By Irma Ruebling

The Supplemental Nutrition Assistance Program (SNAP) is the program on which most of our Open Door Pantry neighbors depend.  The program is included in the Nutrition section within the Congressional Farm Bill. Congress is currently considering overhauling the requirements for the SNAP program used by 42 million Americans.  The proposed revision of SNAP has 2 main elements:

  1. Most adults between 18 and 59 will be required to work part-time or enroll in 20 hours per week of workforce training beginning in 2021to receive assistance. Pregnant women, people with disabilities, parents with children younger than 6 are exempt.    

  2. Mandates and massively expands the state training programs available to unemployed participants who cannot find jobs.

Proponents' position states the bill is a practical plan to protect the needy while also helping them become self-sufficient. Michael Conaway R Tex, House agriculture Chairman, stated, “breaking the poverty cycle is the only way forward.” 

Opponents' position states the bill would cut SNAP participation by as many as 1 million people over next 10 years, according to Congressional Budget Office estimates and does not consider the legitimate obstacles SNAP recipients face to enroll in these programs, such as unreliable transportation, low housing security, and shifting child care and medical schedules.

The House farm bill (H. R. 2) failed in the House of Representatives on Friday (May 18) after Freedom Caucus members withheld their votes in the hope of getting immigration legislation to the floor.
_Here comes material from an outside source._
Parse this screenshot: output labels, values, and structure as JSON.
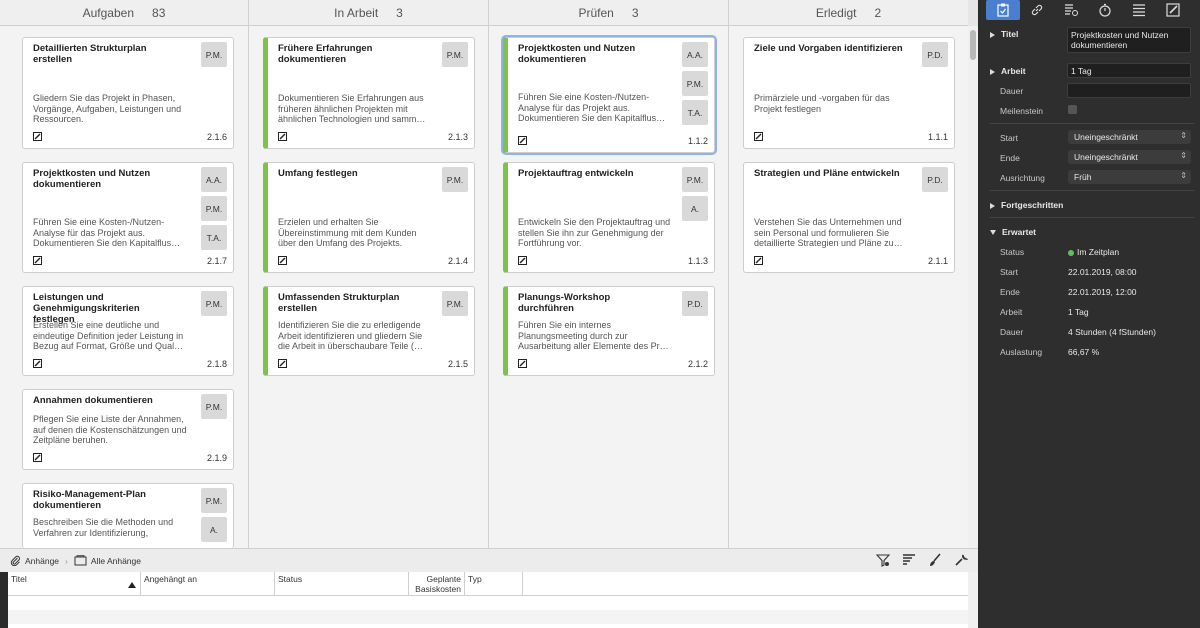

The Senate bill (S.3042) protects SNAP benefit levels and eligibility.  It builds on SNAP’s many strengths and avoids the negative changes in H.R. 2. Senate vote on the bill is expected before the July 4th recess.